TASK INSTRUCTIONS - Return every line of the listing that includes the string "JSON".

INFORMATION -
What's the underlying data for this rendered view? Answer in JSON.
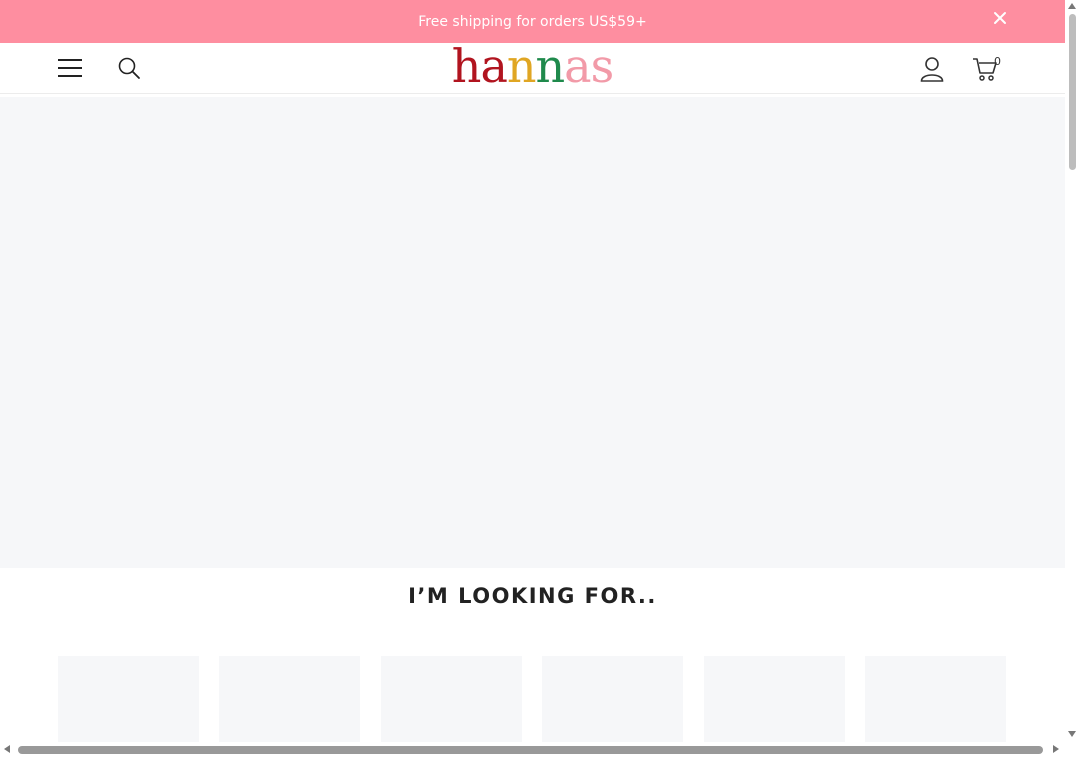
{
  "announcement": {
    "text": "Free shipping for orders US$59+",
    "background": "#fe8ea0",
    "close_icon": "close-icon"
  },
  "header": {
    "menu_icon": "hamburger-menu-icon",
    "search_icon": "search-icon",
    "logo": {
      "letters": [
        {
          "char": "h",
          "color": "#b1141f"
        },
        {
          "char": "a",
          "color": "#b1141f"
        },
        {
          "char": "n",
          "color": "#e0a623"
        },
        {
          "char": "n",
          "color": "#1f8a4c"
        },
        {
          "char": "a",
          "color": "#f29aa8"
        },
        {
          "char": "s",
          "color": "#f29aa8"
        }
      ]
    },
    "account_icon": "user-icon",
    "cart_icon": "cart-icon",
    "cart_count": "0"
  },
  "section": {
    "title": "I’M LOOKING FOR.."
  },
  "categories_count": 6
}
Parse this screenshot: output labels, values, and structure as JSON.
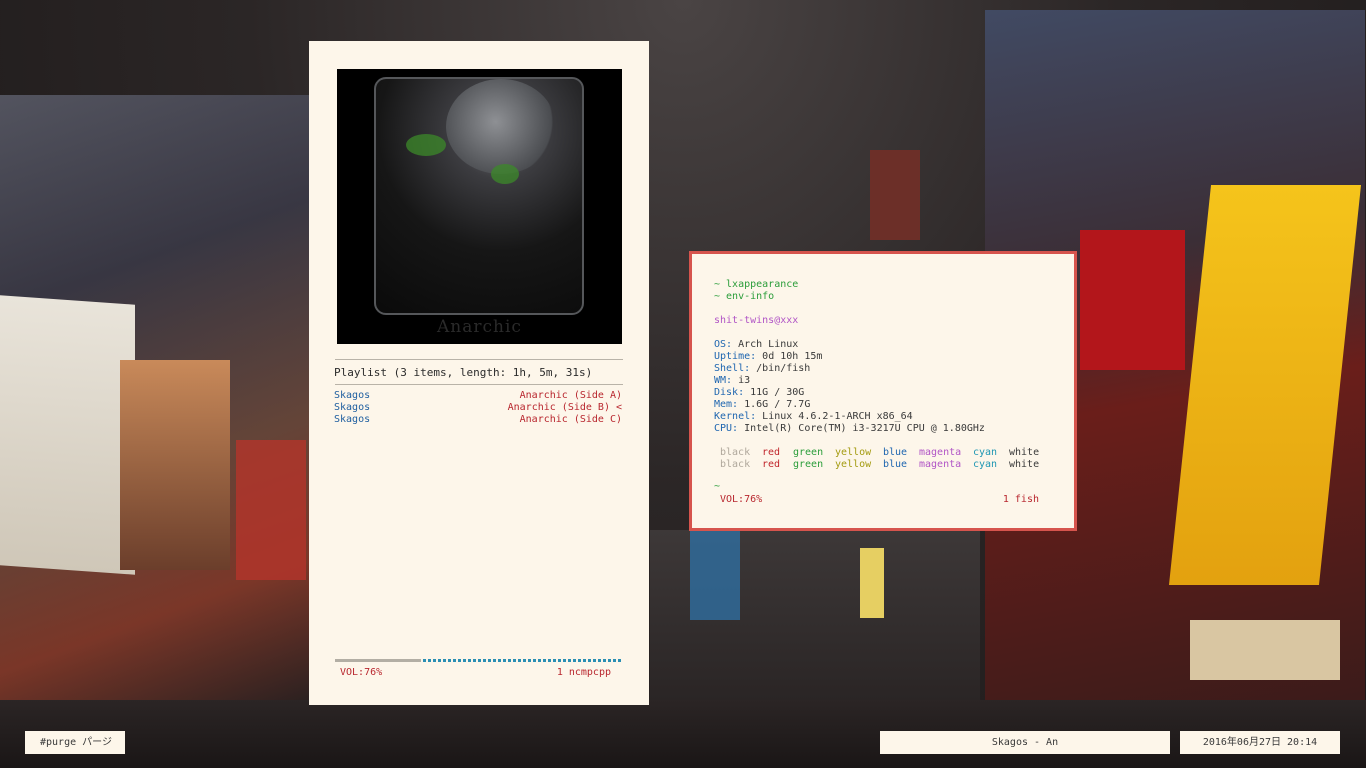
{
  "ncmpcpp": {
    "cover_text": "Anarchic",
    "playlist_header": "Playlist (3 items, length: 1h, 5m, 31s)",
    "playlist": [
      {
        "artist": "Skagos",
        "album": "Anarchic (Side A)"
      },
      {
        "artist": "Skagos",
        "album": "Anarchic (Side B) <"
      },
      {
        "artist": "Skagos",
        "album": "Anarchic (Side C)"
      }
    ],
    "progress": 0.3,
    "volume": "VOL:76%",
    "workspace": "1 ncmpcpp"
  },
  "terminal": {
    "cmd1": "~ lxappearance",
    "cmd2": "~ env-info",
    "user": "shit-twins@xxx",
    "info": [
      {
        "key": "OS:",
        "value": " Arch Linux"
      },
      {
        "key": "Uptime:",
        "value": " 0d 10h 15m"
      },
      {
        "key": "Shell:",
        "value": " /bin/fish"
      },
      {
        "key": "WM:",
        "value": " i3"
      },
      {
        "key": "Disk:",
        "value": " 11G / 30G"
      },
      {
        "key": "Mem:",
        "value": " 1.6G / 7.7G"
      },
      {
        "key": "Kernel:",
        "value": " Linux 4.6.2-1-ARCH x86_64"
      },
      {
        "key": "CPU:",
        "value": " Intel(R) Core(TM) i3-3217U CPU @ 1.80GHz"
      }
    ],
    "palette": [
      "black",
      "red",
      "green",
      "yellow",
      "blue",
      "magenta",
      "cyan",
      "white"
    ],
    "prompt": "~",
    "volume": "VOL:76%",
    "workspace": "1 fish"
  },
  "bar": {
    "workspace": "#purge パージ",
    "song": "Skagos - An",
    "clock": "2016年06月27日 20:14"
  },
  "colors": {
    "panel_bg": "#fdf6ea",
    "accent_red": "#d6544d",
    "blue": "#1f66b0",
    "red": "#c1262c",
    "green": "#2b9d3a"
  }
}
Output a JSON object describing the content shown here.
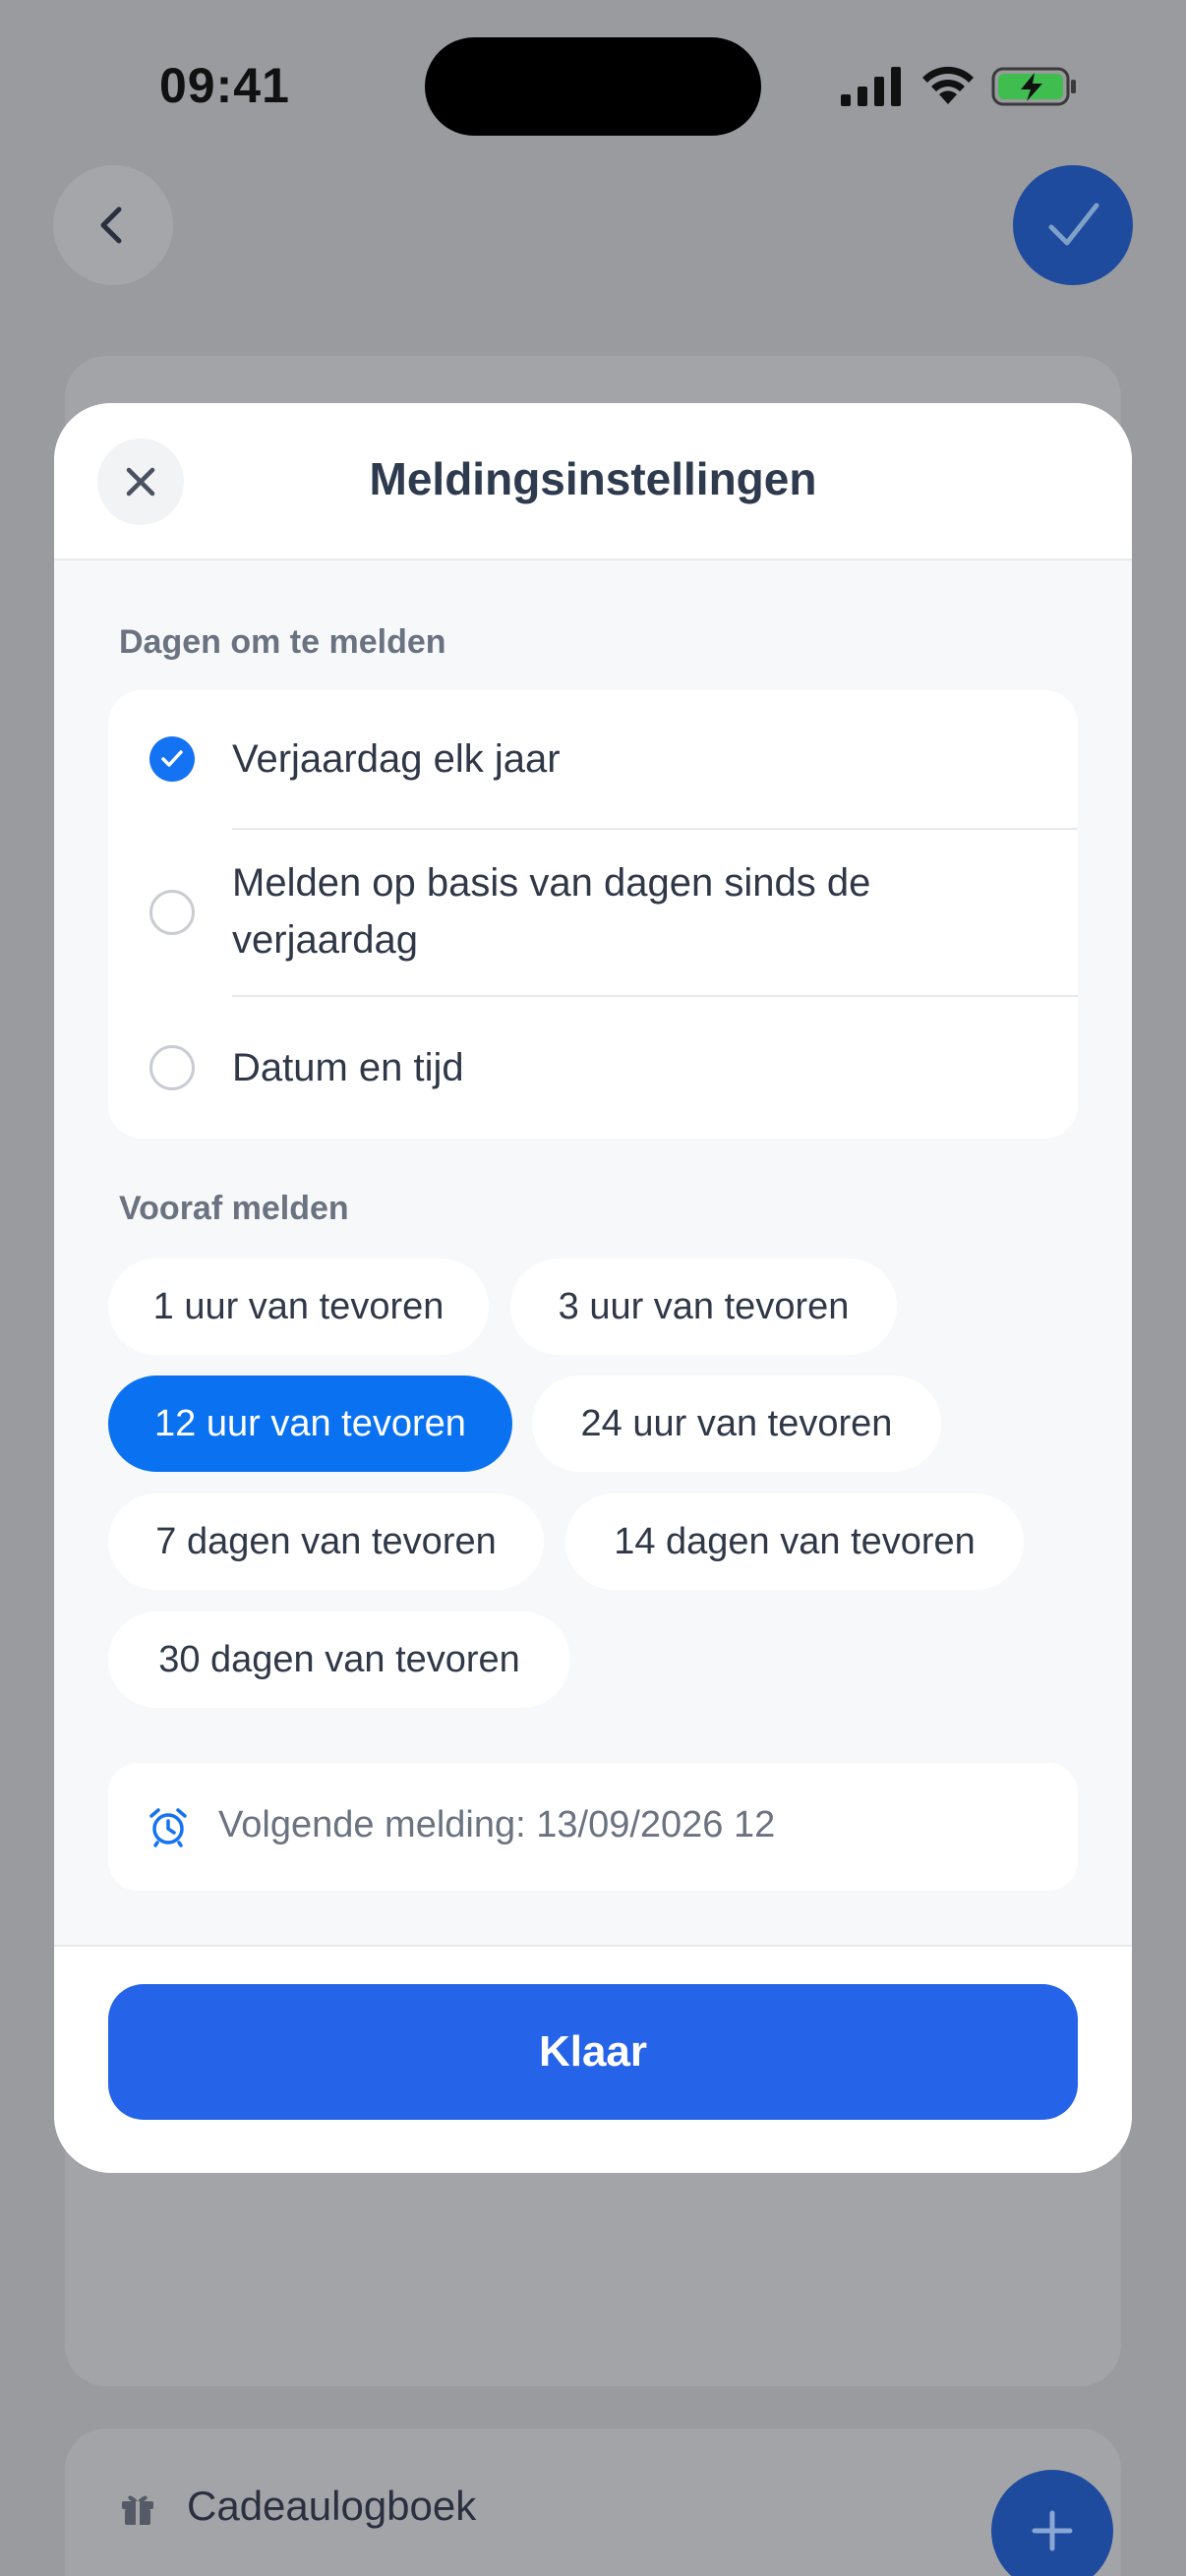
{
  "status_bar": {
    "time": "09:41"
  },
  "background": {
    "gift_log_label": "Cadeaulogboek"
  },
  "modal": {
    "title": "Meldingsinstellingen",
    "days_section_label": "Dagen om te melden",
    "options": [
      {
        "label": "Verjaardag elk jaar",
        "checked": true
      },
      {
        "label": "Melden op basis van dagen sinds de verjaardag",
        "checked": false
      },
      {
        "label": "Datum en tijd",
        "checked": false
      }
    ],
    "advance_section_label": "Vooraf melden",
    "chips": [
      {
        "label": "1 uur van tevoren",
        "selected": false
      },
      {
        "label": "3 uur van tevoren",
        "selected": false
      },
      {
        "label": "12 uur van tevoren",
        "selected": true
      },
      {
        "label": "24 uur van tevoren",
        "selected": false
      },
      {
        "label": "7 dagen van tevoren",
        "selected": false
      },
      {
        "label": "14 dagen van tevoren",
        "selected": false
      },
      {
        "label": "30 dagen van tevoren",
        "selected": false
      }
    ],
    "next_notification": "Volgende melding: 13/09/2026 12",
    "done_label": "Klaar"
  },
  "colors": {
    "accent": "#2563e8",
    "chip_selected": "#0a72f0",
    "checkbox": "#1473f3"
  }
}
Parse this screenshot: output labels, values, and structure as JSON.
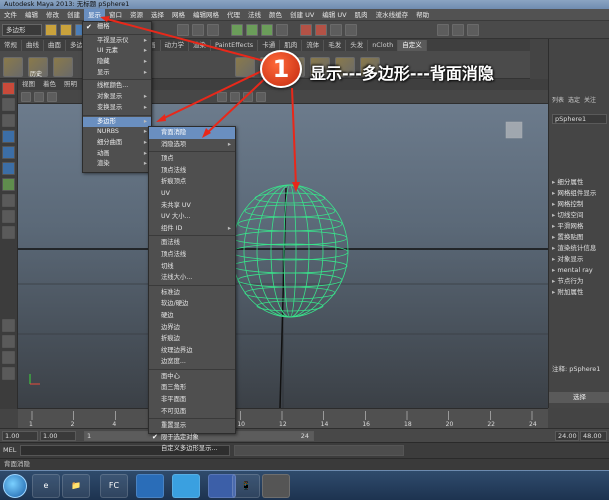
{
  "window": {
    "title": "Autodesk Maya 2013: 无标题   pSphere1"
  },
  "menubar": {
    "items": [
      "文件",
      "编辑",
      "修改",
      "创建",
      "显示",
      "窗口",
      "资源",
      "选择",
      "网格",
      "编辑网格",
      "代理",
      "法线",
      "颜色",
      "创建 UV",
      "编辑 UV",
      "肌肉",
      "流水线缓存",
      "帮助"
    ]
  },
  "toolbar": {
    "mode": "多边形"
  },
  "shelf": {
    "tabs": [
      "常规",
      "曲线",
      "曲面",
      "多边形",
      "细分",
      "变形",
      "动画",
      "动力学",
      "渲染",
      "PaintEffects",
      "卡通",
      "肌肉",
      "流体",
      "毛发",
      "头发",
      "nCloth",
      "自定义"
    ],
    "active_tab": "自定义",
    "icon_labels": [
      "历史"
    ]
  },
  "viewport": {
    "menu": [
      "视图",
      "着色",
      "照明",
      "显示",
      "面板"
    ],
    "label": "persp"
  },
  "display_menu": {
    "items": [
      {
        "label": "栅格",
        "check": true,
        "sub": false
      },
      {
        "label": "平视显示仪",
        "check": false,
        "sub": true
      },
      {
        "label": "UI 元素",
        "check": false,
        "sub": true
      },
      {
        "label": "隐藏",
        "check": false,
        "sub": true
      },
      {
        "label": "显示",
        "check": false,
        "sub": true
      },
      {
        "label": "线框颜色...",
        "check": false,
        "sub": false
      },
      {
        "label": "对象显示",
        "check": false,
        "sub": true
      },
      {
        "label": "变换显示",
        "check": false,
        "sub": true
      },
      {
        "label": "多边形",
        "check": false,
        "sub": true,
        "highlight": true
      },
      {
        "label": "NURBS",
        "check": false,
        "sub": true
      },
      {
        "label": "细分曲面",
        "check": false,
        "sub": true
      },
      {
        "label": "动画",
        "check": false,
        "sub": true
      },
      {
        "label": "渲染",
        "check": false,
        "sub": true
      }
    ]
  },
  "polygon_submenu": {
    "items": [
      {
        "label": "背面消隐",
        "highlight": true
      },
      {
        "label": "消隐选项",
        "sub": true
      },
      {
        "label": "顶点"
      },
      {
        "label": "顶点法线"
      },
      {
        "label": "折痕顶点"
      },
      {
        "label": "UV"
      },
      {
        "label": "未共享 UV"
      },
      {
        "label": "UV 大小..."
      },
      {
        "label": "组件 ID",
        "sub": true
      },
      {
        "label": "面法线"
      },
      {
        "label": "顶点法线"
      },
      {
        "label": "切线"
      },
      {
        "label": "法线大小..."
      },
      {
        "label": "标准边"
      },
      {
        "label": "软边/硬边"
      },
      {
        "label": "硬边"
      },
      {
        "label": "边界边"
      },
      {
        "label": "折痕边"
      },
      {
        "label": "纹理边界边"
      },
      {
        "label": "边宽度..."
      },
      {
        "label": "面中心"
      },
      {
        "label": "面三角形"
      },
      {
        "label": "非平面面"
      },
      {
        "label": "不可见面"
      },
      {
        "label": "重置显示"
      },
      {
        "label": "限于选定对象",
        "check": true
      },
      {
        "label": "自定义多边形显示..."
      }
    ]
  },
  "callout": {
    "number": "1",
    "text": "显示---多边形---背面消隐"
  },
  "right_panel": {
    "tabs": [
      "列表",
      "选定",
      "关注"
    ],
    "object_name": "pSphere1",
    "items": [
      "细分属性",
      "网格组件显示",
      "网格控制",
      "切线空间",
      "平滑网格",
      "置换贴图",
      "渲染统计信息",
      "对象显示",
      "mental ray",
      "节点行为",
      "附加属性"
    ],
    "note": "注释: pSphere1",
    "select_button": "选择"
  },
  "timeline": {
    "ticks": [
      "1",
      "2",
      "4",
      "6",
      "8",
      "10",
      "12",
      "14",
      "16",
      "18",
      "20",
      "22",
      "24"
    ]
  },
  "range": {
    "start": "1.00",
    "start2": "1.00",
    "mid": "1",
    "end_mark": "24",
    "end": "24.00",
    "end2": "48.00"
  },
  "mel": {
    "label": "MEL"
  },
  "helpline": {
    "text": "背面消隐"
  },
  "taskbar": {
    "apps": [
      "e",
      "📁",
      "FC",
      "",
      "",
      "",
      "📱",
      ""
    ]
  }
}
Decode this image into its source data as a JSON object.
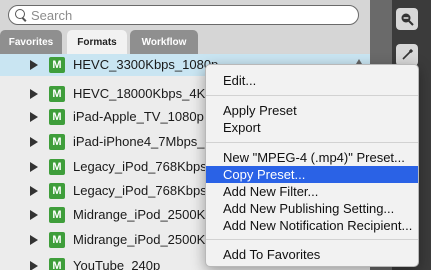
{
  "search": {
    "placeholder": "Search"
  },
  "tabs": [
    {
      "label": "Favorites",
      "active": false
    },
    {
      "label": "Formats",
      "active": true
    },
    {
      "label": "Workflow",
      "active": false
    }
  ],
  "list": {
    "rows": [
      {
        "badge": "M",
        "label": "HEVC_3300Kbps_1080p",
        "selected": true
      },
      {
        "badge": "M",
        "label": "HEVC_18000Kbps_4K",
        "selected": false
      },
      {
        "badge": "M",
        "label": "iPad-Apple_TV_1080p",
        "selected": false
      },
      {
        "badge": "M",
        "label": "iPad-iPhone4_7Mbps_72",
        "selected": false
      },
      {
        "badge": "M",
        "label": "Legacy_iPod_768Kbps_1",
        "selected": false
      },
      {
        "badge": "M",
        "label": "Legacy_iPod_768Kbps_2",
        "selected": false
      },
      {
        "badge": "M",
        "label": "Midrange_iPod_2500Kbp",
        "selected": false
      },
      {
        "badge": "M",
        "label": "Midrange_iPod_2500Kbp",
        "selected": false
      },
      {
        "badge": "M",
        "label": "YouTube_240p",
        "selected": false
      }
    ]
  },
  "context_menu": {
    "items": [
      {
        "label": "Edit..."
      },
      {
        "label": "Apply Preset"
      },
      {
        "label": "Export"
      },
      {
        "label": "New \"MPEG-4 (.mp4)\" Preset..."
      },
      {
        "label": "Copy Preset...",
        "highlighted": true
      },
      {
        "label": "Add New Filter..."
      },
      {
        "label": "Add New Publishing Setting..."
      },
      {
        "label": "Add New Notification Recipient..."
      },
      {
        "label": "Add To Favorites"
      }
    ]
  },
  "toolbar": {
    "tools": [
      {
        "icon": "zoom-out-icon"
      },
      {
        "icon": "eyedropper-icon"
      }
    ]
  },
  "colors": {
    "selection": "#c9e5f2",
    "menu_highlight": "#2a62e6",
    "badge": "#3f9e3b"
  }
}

REPLY -
What's the underlying data for this rendered view? Answer in JSON.
Parse this screenshot: output labels, values, and structure as JSON.
Output a JSON object describing the content shown here.
Parse this screenshot: output labels, values, and structure as JSON.
Decode this image into its source data as a JSON object.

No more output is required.